Japan and India have expanded their footprint in the Indo-Pacific region during Japanese Prime Minister Shinzo Abe’s visit, something that China is likely to take strong note of.
Abe and Prime Minister Manmohan Singh, who has kept Japan at the “heart of India’s look east policy”, deepened the strategic ties between the two countries, focusing on economic integration between South Asia and Southeast Asia, and have widened the scope for defence relations.

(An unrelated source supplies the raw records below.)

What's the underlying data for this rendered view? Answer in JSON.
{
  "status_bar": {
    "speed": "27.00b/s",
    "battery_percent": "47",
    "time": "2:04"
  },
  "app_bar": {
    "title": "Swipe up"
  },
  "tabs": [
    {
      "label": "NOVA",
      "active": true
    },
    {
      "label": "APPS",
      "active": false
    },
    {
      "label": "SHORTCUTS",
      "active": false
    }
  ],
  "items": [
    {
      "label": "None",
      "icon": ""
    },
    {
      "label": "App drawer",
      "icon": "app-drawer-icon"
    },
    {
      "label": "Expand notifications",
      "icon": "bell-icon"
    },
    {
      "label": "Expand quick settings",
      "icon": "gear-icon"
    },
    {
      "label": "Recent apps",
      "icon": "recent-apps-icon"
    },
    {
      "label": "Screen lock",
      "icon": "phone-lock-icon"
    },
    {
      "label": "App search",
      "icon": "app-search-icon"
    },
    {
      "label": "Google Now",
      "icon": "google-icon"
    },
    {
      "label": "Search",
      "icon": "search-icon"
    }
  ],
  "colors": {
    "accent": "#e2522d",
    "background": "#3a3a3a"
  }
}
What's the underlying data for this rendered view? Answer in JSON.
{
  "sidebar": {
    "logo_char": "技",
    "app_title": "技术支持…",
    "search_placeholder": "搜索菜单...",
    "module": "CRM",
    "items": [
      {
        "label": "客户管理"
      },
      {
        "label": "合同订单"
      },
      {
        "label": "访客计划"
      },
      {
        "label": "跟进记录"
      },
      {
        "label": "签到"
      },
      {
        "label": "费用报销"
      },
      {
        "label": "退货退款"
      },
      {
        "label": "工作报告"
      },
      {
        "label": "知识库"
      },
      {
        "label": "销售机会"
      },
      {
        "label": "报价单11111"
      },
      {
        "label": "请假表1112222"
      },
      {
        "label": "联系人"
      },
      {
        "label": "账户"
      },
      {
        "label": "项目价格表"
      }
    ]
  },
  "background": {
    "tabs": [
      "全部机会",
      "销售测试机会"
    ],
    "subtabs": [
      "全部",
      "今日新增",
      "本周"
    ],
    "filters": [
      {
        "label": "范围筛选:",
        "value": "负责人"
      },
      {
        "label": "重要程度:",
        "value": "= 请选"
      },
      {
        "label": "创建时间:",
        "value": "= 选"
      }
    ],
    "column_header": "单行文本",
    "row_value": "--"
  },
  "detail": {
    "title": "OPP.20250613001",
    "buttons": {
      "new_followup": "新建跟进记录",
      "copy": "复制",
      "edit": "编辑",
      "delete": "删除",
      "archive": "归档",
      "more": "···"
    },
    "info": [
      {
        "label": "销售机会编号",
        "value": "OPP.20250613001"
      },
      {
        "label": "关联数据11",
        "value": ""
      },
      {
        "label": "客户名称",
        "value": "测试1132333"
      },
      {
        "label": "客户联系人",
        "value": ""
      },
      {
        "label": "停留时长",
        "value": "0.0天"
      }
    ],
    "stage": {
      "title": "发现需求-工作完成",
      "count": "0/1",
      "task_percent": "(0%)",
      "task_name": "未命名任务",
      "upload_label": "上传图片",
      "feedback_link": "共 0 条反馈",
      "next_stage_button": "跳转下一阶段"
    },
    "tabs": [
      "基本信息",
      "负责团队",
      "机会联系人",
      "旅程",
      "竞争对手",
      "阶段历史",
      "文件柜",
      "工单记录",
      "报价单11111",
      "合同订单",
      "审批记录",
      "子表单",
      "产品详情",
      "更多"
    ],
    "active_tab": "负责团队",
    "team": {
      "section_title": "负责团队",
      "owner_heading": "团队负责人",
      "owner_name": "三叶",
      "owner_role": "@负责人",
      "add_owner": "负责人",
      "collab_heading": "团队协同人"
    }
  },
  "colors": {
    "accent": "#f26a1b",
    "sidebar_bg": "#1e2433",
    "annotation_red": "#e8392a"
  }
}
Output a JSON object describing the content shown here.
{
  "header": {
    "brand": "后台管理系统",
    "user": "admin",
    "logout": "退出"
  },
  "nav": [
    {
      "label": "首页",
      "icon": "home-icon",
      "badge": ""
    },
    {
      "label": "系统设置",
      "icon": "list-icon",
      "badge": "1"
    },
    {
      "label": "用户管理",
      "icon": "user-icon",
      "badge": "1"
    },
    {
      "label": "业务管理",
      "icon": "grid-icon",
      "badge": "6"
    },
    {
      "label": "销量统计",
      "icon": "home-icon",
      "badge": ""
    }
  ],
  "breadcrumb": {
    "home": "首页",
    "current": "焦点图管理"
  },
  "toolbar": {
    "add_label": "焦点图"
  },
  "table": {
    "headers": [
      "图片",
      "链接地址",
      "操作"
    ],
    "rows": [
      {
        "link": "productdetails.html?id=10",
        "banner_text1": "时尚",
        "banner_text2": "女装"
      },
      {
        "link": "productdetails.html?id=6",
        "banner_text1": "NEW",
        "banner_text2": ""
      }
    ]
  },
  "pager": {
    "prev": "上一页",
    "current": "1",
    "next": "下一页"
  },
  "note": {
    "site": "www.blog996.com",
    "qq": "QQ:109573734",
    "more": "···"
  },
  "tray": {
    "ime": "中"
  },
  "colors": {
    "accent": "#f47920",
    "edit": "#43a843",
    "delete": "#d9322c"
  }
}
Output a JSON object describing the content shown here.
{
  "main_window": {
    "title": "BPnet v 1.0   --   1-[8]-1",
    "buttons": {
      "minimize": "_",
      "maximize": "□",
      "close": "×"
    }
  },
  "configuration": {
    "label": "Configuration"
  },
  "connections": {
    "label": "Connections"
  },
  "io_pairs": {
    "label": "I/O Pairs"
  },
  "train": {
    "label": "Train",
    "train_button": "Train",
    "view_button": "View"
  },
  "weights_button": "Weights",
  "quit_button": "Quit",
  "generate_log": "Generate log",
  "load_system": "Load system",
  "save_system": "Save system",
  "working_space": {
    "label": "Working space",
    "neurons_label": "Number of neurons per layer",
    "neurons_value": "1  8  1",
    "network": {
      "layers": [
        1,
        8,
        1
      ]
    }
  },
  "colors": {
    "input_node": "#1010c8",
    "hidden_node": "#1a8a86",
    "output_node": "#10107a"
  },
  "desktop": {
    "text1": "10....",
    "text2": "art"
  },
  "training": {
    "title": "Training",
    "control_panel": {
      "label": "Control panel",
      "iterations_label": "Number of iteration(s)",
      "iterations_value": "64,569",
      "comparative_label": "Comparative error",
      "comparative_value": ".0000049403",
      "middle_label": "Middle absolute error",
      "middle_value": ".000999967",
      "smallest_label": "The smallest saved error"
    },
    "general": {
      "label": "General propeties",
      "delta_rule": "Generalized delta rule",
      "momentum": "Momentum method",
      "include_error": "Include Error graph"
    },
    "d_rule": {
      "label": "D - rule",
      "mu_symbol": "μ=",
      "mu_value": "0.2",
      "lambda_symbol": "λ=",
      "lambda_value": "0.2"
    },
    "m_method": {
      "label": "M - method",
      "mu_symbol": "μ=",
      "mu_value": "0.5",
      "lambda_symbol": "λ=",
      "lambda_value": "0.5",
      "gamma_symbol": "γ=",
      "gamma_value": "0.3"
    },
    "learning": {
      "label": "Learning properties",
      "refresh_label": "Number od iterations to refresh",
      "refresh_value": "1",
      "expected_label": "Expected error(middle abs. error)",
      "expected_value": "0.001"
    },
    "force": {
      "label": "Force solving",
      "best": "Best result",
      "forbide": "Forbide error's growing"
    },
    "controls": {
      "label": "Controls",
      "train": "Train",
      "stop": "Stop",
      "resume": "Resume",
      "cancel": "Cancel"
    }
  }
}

Abe, who spoke of the confluence of the Indian and Pacific Ocean on his visit to India in 2007 during his first term as Prime Minister, came this time with his nationalist credentials matched only by his keenness to regain the economic supremacy Japan has recently conceded China.
“A strong India and a strong Japan can come together and I think we can do wonders,” Abe said.
Experts in strategic affairs see this trip as a significant political development that also sends a message to China on its hegemonic ambitions in the region.
“Forging ties with Japan and nurturing them to new heights are the biggest foreign policy achievement of UPA-II, which has been faced with many frustrations on the diplomatic front,” former foreign secretary Lalitman Singh said.
“This visit also sends the right message to China that its hegemonic ambition in the Indo-Pacific region is rightly challenged.”
Uday Bhaskar said: “This visit is a significant political development and with a message (to China) that Asia cannot be unipolar.”
Ties between the two countries embrace several things: energy ties, high-technology transfer, a civil nuclear deal, a pact for the joint production and sale of US-2 amphibian aircraft, more joint military exercises and joining hands with the US to expand maritime cooperation.